*** Information given Section Begins ***

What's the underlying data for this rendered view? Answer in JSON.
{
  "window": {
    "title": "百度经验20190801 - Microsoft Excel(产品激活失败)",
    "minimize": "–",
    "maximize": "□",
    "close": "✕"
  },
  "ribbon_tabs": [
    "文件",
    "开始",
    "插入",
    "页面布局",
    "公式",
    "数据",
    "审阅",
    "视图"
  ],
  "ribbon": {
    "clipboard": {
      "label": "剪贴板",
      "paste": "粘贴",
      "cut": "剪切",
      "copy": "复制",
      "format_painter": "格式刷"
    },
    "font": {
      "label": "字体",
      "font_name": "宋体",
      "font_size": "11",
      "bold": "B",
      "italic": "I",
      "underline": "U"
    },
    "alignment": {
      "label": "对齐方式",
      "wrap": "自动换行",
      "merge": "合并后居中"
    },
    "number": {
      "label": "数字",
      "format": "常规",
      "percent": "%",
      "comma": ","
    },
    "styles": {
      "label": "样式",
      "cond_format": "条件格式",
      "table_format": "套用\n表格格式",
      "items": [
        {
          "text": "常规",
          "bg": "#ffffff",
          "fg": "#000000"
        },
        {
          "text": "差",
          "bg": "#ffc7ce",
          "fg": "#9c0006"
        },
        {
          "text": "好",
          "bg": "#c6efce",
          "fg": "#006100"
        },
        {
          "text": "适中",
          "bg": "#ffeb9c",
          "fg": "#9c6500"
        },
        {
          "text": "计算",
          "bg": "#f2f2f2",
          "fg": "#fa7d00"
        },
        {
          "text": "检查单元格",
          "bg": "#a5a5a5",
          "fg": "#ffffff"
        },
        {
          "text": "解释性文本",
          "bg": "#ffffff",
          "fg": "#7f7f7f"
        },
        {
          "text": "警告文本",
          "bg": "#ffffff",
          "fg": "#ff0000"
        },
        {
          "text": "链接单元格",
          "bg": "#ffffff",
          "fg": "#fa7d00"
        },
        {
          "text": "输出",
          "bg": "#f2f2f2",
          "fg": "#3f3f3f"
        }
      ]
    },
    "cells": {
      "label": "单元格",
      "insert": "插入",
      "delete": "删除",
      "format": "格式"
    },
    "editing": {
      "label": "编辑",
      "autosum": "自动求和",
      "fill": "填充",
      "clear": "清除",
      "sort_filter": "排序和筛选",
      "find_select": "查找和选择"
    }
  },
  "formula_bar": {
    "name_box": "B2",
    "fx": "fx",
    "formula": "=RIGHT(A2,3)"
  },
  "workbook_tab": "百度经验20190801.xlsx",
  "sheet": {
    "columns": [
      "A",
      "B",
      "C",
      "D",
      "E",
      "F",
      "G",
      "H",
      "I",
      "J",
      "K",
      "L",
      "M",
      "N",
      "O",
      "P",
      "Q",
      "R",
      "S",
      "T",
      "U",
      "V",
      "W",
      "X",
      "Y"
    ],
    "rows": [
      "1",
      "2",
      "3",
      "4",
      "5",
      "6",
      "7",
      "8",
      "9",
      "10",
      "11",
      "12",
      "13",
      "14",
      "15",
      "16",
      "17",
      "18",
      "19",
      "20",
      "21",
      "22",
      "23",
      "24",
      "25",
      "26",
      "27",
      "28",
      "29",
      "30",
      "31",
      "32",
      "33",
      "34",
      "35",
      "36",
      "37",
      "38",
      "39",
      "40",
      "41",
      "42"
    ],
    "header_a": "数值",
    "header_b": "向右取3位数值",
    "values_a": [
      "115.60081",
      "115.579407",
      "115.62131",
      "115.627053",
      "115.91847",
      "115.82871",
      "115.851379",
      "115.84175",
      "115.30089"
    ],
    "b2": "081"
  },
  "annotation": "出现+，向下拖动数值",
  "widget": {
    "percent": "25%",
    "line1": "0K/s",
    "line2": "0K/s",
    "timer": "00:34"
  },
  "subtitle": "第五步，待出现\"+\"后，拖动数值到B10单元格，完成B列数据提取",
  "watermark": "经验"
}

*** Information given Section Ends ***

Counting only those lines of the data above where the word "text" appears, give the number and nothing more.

> Result for this exercise:
10